That’s about all there is to it!
Using PNG24 is basically the same idea as using GIF or PNG8, except that it will result in a larger file size because it supports a much broader range of color variations. If you have images with more complex gradients that need transparency or greater color depth, PNG24 is the best choice. Unfortunately, IE6 doesn’t support PNG24 natively; so you will have to “hack” it to work properly.
PNG24′s are great in most cases where you need transparency – they are a big higher in file-size, but work well in cases like brand-logos where quality is important and you don’t want to use a lossy format.

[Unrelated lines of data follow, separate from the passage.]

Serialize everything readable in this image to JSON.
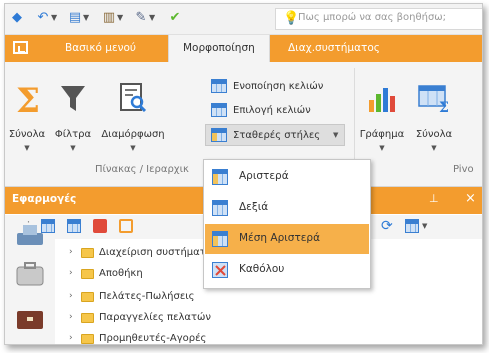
{
  "quick_access": {
    "icons": [
      "app-icon",
      "back-icon",
      "view-icon",
      "columns-icon",
      "format-painter-icon",
      "check-icon"
    ],
    "tell_me_placeholder": "Πως μπορώ να σας βοηθήσω;"
  },
  "tabs": [
    {
      "label": "Βασικό μενού"
    },
    {
      "label": "Μορφοποίηση"
    },
    {
      "label": "Διαχ.συστήματος"
    }
  ],
  "ribbon": {
    "sum_label": "Σύνολα",
    "filter_label": "Φίλτρα",
    "format_label": "Διαμόρφωση",
    "merge_cells_label": "Ενοποίηση κελιών",
    "select_cells_label": "Επιλογή κελιών",
    "fixed_columns_label": "Σταθερές στήλες",
    "chart_label": "Γράφημα",
    "sums_label_2": "Σύνολα",
    "group_label": "Πίνακας / Ιεραρχικ",
    "group_label_2": "Pivo"
  },
  "dropdown": {
    "items": [
      {
        "label": "Αριστερά"
      },
      {
        "label": "Δεξιά"
      },
      {
        "label": "Μέση Αριστερά"
      },
      {
        "label": "Καθόλου"
      }
    ],
    "highlighted_index": 2
  },
  "pane": {
    "title": "Εφαρμογές",
    "pin_glyph": "⊥",
    "close_glyph": "×"
  },
  "tree": {
    "items": [
      {
        "label": "Διαχείριση συστήματ"
      },
      {
        "label": "Αποθήκη"
      },
      {
        "label": "Πελάτες-Πωλήσεις"
      },
      {
        "label": "Παραγγελίες πελατών"
      },
      {
        "label": "Προμηθευτές-Αγορές"
      }
    ]
  },
  "colors": {
    "accent": "#f39c2e",
    "highlight": "#f6b04a"
  }
}
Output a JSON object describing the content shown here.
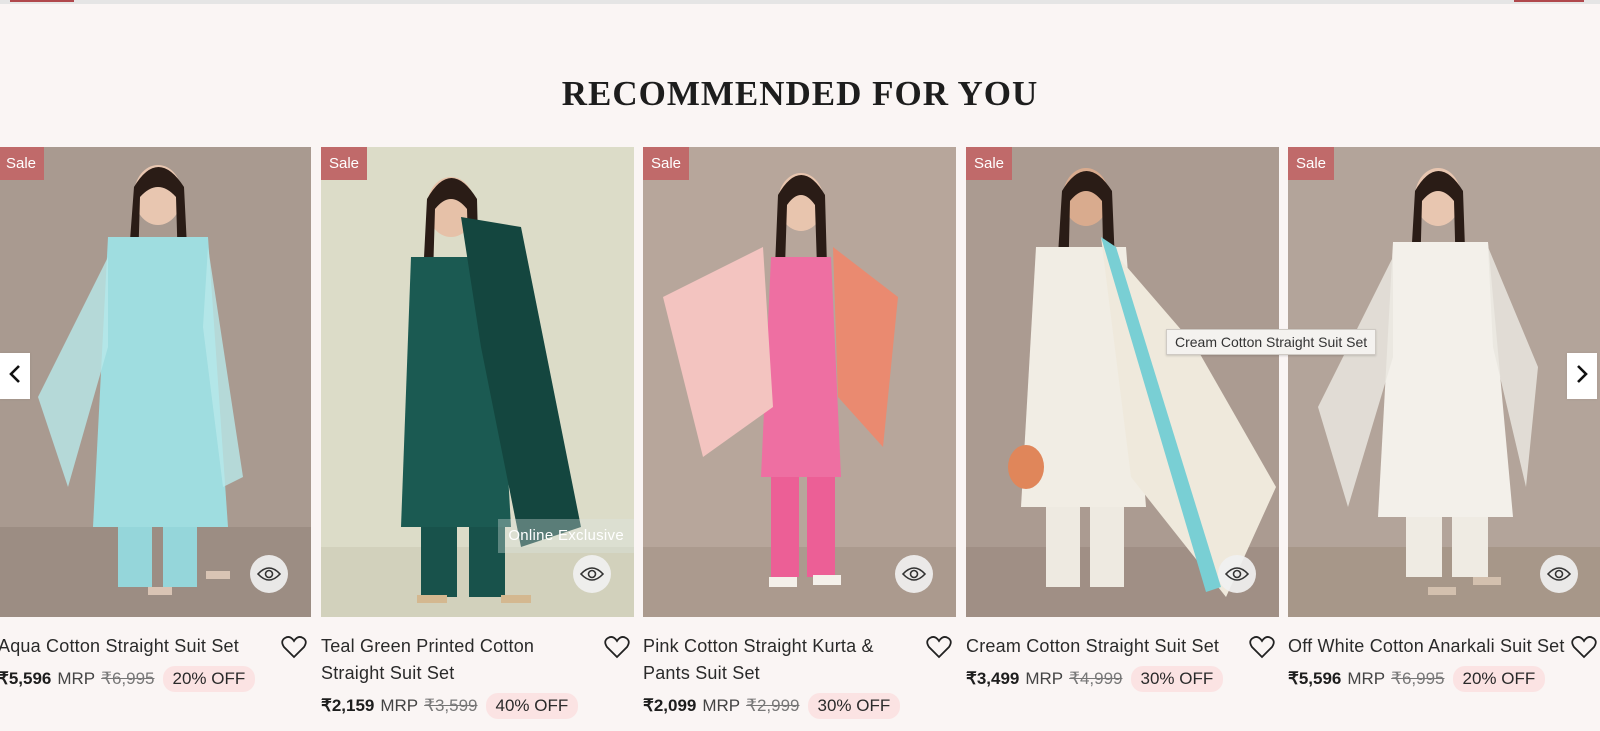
{
  "section": {
    "title": "RECOMMENDED FOR YOU"
  },
  "colors": {
    "accent": "#b0484c",
    "sale_badge": "#c06a6a",
    "off_pill": "#fbe3e3",
    "page_bg": "#faf5f4"
  },
  "carousel": {
    "prev_icon": "chevron-left-icon",
    "next_icon": "chevron-right-icon",
    "tooltip": "Cream Cotton Straight Suit Set",
    "products": [
      {
        "badge": "Sale",
        "name": "Aqua Cotton Straight Suit Set",
        "price": "₹5,596",
        "mrp_label": "MRP",
        "mrp": "₹6,995",
        "discount": "20% OFF",
        "exclusive": null
      },
      {
        "badge": "Sale",
        "name": "Teal Green Printed Cotton Straight Suit Set",
        "price": "₹2,159",
        "mrp_label": "MRP",
        "mrp": "₹3,599",
        "discount": "40% OFF",
        "exclusive": "Online Exclusive"
      },
      {
        "badge": "Sale",
        "name": "Pink Cotton Straight Kurta & Pants Suit Set",
        "price": "₹2,099",
        "mrp_label": "MRP",
        "mrp": "₹2,999",
        "discount": "30% OFF",
        "exclusive": null
      },
      {
        "badge": "Sale",
        "name": "Cream Cotton Straight Suit Set",
        "price": "₹3,499",
        "mrp_label": "MRP",
        "mrp": "₹4,999",
        "discount": "30% OFF",
        "exclusive": null
      },
      {
        "badge": "Sale",
        "name": "Off White Cotton Anarkali Suit Set",
        "price": "₹5,596",
        "mrp_label": "MRP",
        "mrp": "₹6,995",
        "discount": "20% OFF",
        "exclusive": null
      }
    ]
  }
}
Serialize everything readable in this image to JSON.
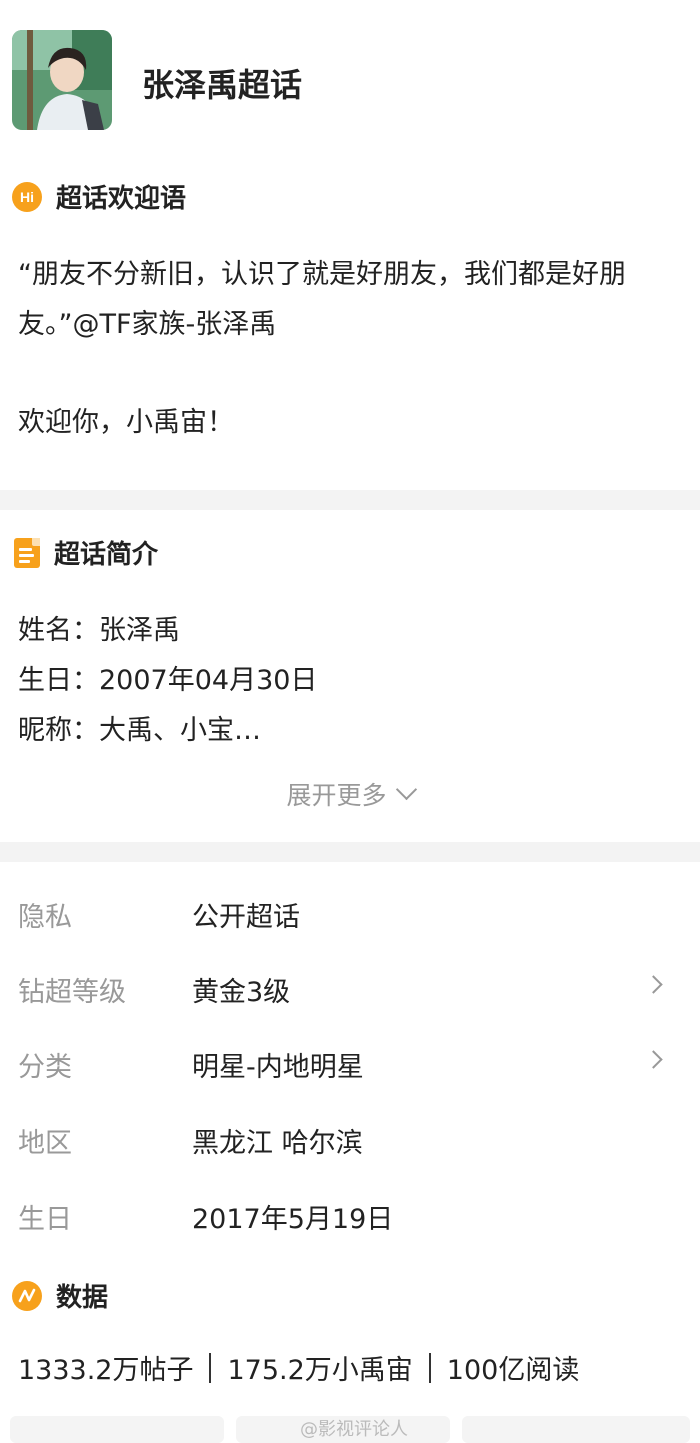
{
  "header": {
    "title": "张泽禹超话"
  },
  "welcome": {
    "section_title": "超话欢迎语",
    "icon": "hi-icon",
    "icon_text": "Hi",
    "quote": "“朋友不分新旧，认识了就是好朋友，我们都是好朋友。”@TF家族-张泽禹",
    "greeting": "欢迎你，小禹宙！"
  },
  "intro": {
    "section_title": "超话简介",
    "icon": "document-icon",
    "lines": [
      "姓名：张泽禹",
      "生日：2007年04月30日",
      "昵称：大禹、小宝…"
    ],
    "expand_label": "展开更多"
  },
  "info": {
    "rows": [
      {
        "label": "隐私",
        "value": "公开超话",
        "has_arrow": false
      },
      {
        "label": "钻超等级",
        "value": "黄金3级",
        "has_arrow": true
      },
      {
        "label": "分类",
        "value": "明星-内地明星",
        "has_arrow": true
      },
      {
        "label": "地区",
        "value": "黑龙江 哈尔滨",
        "has_arrow": false
      },
      {
        "label": "生日",
        "value": "2017年5月19日",
        "has_arrow": false
      }
    ]
  },
  "data": {
    "section_title": "数据",
    "icon": "data-icon",
    "stats": [
      "1333.2万帖子",
      "175.2万小禹宙",
      "100亿阅读"
    ]
  },
  "watermark": "@影视评论人",
  "colors": {
    "accent": "#f7a11c",
    "label_gray": "#999999",
    "divider": "#f3f3f3"
  }
}
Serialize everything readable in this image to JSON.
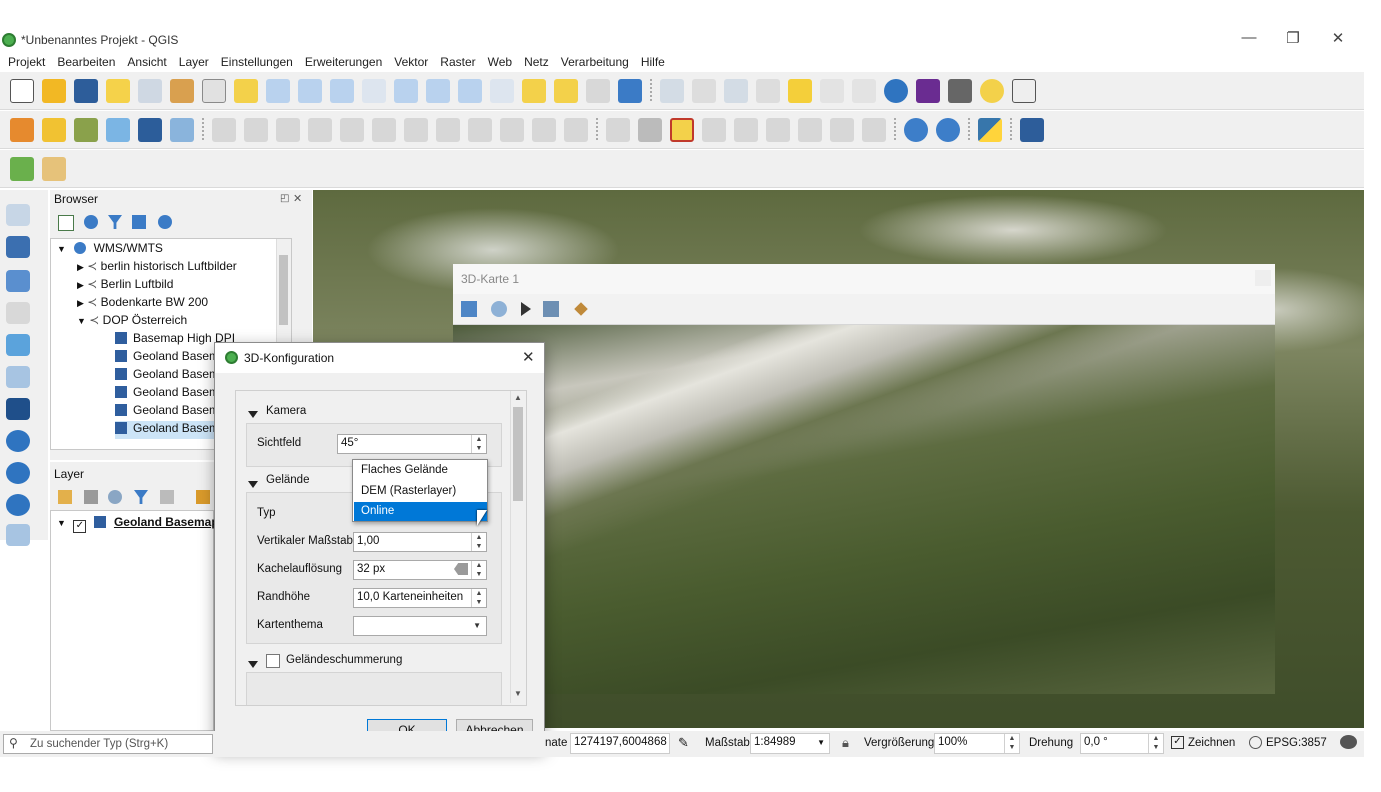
{
  "window": {
    "title": "*Unbenanntes Projekt - QGIS",
    "min": "—",
    "restore": "❐",
    "close": "✕"
  },
  "menu": [
    "Projekt",
    "Bearbeiten",
    "Ansicht",
    "Layer",
    "Einstellungen",
    "Erweiterungen",
    "Vektor",
    "Raster",
    "Web",
    "Netz",
    "Verarbeitung",
    "Hilfe"
  ],
  "browser": {
    "title": "Browser",
    "items": [
      {
        "label": "WMS/WMTS"
      },
      {
        "label": "berlin historisch Luftbilder"
      },
      {
        "label": "Berlin Luftbild"
      },
      {
        "label": "Bodenkarte BW 200"
      },
      {
        "label": "DOP Österreich"
      },
      {
        "label": "Basemap High DPI"
      },
      {
        "label": "Geoland Basem"
      },
      {
        "label": "Geoland Basem"
      },
      {
        "label": "Geoland Basem"
      },
      {
        "label": "Geoland Basem"
      },
      {
        "label": "Geoland Basem"
      }
    ]
  },
  "layers": {
    "title": "Layer",
    "item": "Geoland Basemap"
  },
  "map3d": {
    "title": "3D-Karte 1"
  },
  "dialog": {
    "title": "3D-Konfiguration",
    "camera": {
      "section": "Kamera",
      "fov_label": "Sichtfeld",
      "fov_value": "45°"
    },
    "terrain": {
      "section": "Gelände",
      "type_label": "Typ",
      "options": [
        "Flaches Gelände",
        "DEM (Rasterlayer)",
        "Online"
      ],
      "selected": "Online",
      "vscale_label": "Vertikaler Maßstab",
      "vscale_value": "1,00",
      "tile_label": "Kachelauflösung",
      "tile_value": "32 px",
      "skirt_label": "Randhöhe",
      "skirt_value": "10,0 Karteneinheiten",
      "theme_label": "Kartenthema",
      "theme_value": ""
    },
    "shading": {
      "label": "Geländeschummerung"
    },
    "ok": "OK",
    "cancel": "Abbrechen"
  },
  "status": {
    "search_placeholder": "Zu suchender Typ (Strg+K)",
    "coord_label": "nate",
    "coord_value": "1274197,6004868",
    "scale_label": "Maßstab",
    "scale_value": "1:84989",
    "mag_label": "Vergrößerung",
    "mag_value": "100%",
    "rot_label": "Drehung",
    "rot_value": "0,0 °",
    "render_label": "Zeichnen",
    "crs": "EPSG:3857"
  }
}
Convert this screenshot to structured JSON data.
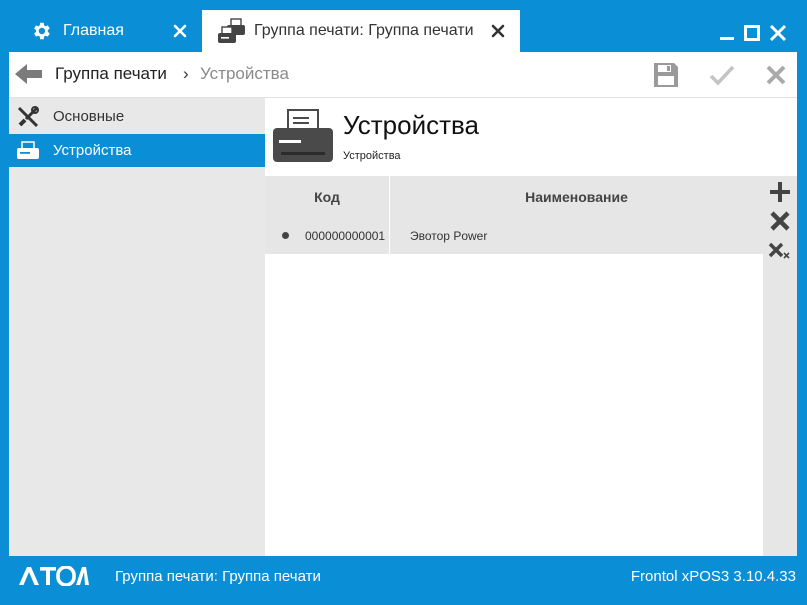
{
  "tabs": [
    {
      "label": "Главная",
      "icon": "gear-icon"
    },
    {
      "label": "Группа печати: Группа печати",
      "icon": "printer-group-icon"
    }
  ],
  "toolbar": {
    "breadcrumb_parent": "Группа печати",
    "breadcrumb_sep": "›",
    "breadcrumb_current": "Устройства"
  },
  "sidebar": {
    "items": [
      {
        "label": "Основные",
        "icon": "tools-icon",
        "active": false
      },
      {
        "label": "Устройства",
        "icon": "printer-icon",
        "active": true
      }
    ]
  },
  "main": {
    "title": "Устройства",
    "subtitle": "Устройства",
    "columns": [
      "Код",
      "Наименование"
    ],
    "rows": [
      {
        "code": "000000000001",
        "name": "Эвотор Power"
      }
    ]
  },
  "status": {
    "logo": "АТОЛ",
    "text": "Группа печати: Группа печати",
    "version": "Frontol xPOS3 3.10.4.33"
  },
  "colors": {
    "accent": "#0a8fd6",
    "sidebar_bg": "#e8e8e8",
    "grid_bg": "#e6e6e6"
  }
}
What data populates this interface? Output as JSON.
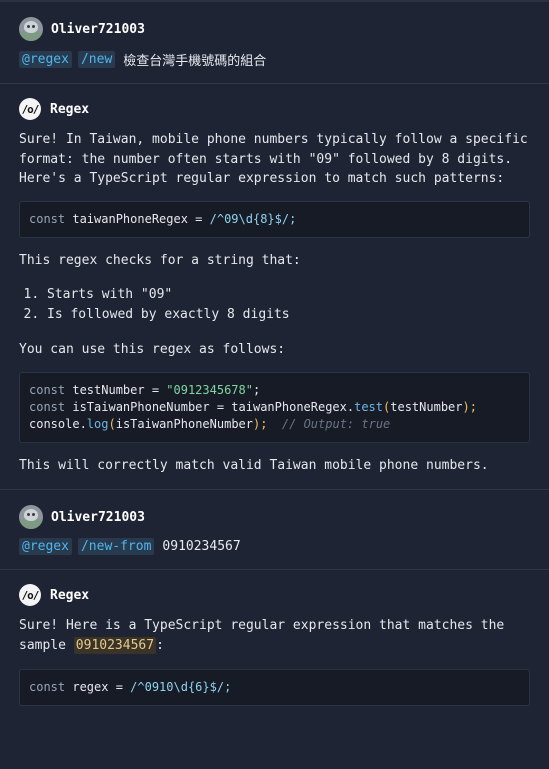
{
  "messages": [
    {
      "user": "Oliver721003",
      "tags": [
        "@regex",
        "/new"
      ],
      "text": "檢查台灣手機號碼的組合"
    },
    {
      "bot": "Regex",
      "logo": "/o/",
      "intro": "Sure! In Taiwan, mobile phone numbers typically follow a specific format: the number often starts with \"09\" followed by 8 digits. Here's a TypeScript regular expression to match such patterns:",
      "code1": {
        "kw": "const",
        "ident": " taiwanPhoneRegex = ",
        "regex": "/^09\\d{8}$/;"
      },
      "checks_intro": "This regex checks for a string that:",
      "checks": [
        "Starts with \"09\"",
        "Is followed by exactly 8 digits"
      ],
      "usage_intro": "You can use this regex as follows:",
      "code2": {
        "l1_kw": "const",
        "l1_id": " testNumber = ",
        "l1_str": "\"0912345678\"",
        "l1_end": ";",
        "l2_kw": "const",
        "l2_id": " isTaiwanPhoneNumber = taiwanPhoneRegex.",
        "l2_fn": "test",
        "l2_p1": "(",
        "l2_arg": "testNumber",
        "l2_p2": ");",
        "l3_id": "console.",
        "l3_fn": "log",
        "l3_p1": "(",
        "l3_arg": "isTaiwanPhoneNumber",
        "l3_p2": ");",
        "l3_cm": "  // Output: true"
      },
      "outro": "This will correctly match valid Taiwan mobile phone numbers."
    },
    {
      "user": "Oliver721003",
      "tags": [
        "@regex",
        "/new-from"
      ],
      "text": "0910234567"
    },
    {
      "bot": "Regex",
      "logo": "/o/",
      "intro_a": "Sure! Here is a TypeScript regular expression that matches the sample ",
      "intro_code": "0910234567",
      "intro_b": ":",
      "code1": {
        "kw": "const",
        "ident": " regex = ",
        "regex": "/^0910\\d{6}$/;"
      }
    }
  ]
}
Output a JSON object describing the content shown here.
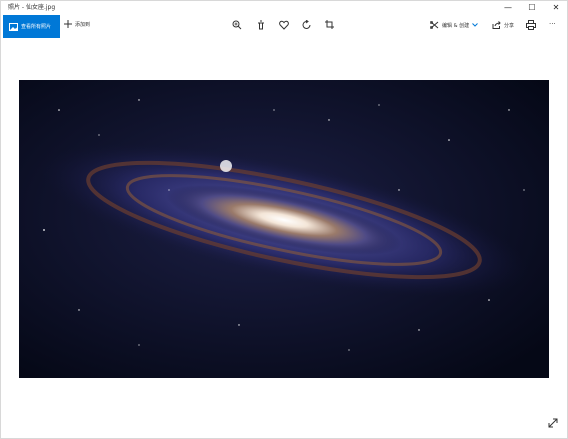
{
  "window": {
    "title": "照片 - 仙女座.jpg",
    "controls": [
      "—",
      "☐",
      "✕"
    ]
  },
  "toolbar": {
    "view_all_label": "查看所有照片",
    "add_label": "添加到",
    "edit_create_label": "编辑 & 创建",
    "share_label": "分享",
    "more_label": "···"
  },
  "colors": {
    "accent": "#0078d7",
    "background": "#ffffff"
  },
  "image": {
    "description_text": ""
  }
}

This is a relatively brand new format, announced just a couple weeks ago by Google itself. From their press release:
“To improve on the compression that JPEG provides, we used an image compressor based on the VP8 codec that Google open-sourced in May 2010. We applied the techniques from VP8 video intra frame coding to push the envelope in still image coding. We also adapted a very lightweight container based on RIFF. While this container format contributes a minimal overhead of only 20 bytes per image, it is extensible to allow authors to save meta-data they would like to store.
While the benefits of a VP8 based image format were clear in theory, we needed to test them in the real world. In order to gauge the effectiveness of our efforts, we randomly picked about 1,000,000 images from the web (mostly JPEGs and some PNGs and GIFs) and re-encoded them to WebP without perceptibly compromising visual quality. This resulted in an average 39% reduction in file size. We expect that developers will achieve in practice even better file size reduction with WebP when starting from an uncompressed image.”
The goal here is simple: to speed up images on the web using more modern algorithms. The question is this: Will is be adopted? Google is a massive company with some real power to push this format to the masses, but as we’ve seen with some of it’s products (I’m looking at you Wave!), even great ideas can fall flat.
“Scalable Vector Graphics” is a format that never quite caught on as a widely used image type. The idea behind this format is to allow for “vector graphics” on the web. The format uses XML as a basis for describing a 2D image on the web. Browser support for SVG is inconsistent, but if you really want to include scalable graphics, it’s worth reading up on this format.
In your free time I encourage you to dig a little deeper into these image formats and all they have to offer. You’ll learn a lot and know exactly what you can do with these image formats or which one to use for every situation. The value of super-small file sizes for images seems to be passing as broadband expands across the internet, but speed will always be a useful site characteristic and understanding these image formats is the first step to optimizing your own images on the web.
If you have any questions or comments, feel free to post them below!